## Exercise goal
Identify every line in the records below that contains the word "true", and copy each of those lines.

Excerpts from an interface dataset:
______

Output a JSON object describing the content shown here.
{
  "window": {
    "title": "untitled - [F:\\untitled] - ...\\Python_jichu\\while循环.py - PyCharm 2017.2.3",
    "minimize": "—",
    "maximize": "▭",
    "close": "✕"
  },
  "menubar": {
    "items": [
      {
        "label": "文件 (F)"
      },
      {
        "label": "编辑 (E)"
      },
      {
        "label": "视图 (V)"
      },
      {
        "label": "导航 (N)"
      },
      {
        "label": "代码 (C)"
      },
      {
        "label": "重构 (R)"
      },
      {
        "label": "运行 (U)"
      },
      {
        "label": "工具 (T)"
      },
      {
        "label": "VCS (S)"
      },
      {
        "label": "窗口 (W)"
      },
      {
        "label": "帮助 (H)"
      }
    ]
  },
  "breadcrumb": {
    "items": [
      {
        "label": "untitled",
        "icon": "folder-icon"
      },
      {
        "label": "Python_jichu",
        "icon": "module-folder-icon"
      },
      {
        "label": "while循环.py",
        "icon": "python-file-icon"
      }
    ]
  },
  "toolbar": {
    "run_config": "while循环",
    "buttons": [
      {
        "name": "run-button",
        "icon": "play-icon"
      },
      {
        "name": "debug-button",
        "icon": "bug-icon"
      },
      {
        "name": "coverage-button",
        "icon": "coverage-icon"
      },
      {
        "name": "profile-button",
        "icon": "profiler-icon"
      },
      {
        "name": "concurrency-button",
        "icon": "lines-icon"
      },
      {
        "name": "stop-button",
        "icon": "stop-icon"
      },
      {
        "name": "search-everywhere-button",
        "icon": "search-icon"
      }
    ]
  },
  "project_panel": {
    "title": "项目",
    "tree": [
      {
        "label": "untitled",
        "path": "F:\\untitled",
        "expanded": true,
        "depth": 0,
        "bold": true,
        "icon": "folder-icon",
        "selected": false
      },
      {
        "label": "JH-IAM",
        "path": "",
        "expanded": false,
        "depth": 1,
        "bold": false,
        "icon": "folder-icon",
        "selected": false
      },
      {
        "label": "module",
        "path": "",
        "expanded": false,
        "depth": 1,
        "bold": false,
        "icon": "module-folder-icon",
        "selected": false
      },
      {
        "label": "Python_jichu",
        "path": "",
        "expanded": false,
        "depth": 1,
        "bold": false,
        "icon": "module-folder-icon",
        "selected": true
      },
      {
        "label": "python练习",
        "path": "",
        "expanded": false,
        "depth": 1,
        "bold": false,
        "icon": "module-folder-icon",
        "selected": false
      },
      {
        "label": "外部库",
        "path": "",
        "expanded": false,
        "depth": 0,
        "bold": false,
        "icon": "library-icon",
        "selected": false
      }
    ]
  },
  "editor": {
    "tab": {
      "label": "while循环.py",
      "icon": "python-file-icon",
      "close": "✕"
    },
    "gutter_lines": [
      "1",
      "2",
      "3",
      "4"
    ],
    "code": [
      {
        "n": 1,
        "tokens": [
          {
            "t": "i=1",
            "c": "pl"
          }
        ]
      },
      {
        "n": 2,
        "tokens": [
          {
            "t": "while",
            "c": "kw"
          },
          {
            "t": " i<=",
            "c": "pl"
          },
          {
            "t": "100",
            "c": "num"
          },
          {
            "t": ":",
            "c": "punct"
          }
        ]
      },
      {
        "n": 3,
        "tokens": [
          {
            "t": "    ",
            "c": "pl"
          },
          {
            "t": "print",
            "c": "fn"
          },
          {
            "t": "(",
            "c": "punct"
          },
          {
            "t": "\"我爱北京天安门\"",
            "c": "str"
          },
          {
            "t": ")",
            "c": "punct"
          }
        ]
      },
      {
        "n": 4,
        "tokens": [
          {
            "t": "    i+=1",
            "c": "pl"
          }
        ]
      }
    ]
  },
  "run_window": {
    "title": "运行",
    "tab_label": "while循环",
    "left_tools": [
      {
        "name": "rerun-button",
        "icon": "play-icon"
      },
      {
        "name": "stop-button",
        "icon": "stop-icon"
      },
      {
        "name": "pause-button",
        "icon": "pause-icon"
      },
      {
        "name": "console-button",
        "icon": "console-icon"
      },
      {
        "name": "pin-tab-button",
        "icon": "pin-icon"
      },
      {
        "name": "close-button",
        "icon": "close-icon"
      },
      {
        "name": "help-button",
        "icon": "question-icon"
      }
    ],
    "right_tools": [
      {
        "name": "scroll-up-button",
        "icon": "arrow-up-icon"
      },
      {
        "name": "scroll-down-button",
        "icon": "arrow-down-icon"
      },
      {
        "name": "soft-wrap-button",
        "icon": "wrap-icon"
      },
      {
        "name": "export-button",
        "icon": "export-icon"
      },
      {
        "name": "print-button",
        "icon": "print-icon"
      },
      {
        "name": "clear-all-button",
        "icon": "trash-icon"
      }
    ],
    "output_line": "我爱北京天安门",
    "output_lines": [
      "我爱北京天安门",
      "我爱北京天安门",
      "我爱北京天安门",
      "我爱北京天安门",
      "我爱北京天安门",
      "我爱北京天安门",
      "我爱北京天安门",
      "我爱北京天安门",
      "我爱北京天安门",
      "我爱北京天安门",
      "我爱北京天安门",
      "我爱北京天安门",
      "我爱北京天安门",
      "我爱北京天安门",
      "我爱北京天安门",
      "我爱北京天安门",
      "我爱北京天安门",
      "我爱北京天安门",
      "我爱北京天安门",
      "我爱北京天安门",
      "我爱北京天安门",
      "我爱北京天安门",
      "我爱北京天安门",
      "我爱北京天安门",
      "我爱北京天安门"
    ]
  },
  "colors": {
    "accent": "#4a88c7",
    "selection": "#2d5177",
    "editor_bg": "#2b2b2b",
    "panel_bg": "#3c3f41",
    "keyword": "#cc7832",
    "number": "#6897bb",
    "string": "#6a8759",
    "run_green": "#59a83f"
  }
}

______

## Response for this exercise
        "expanded": true,
        "bold": true,
        "selected": true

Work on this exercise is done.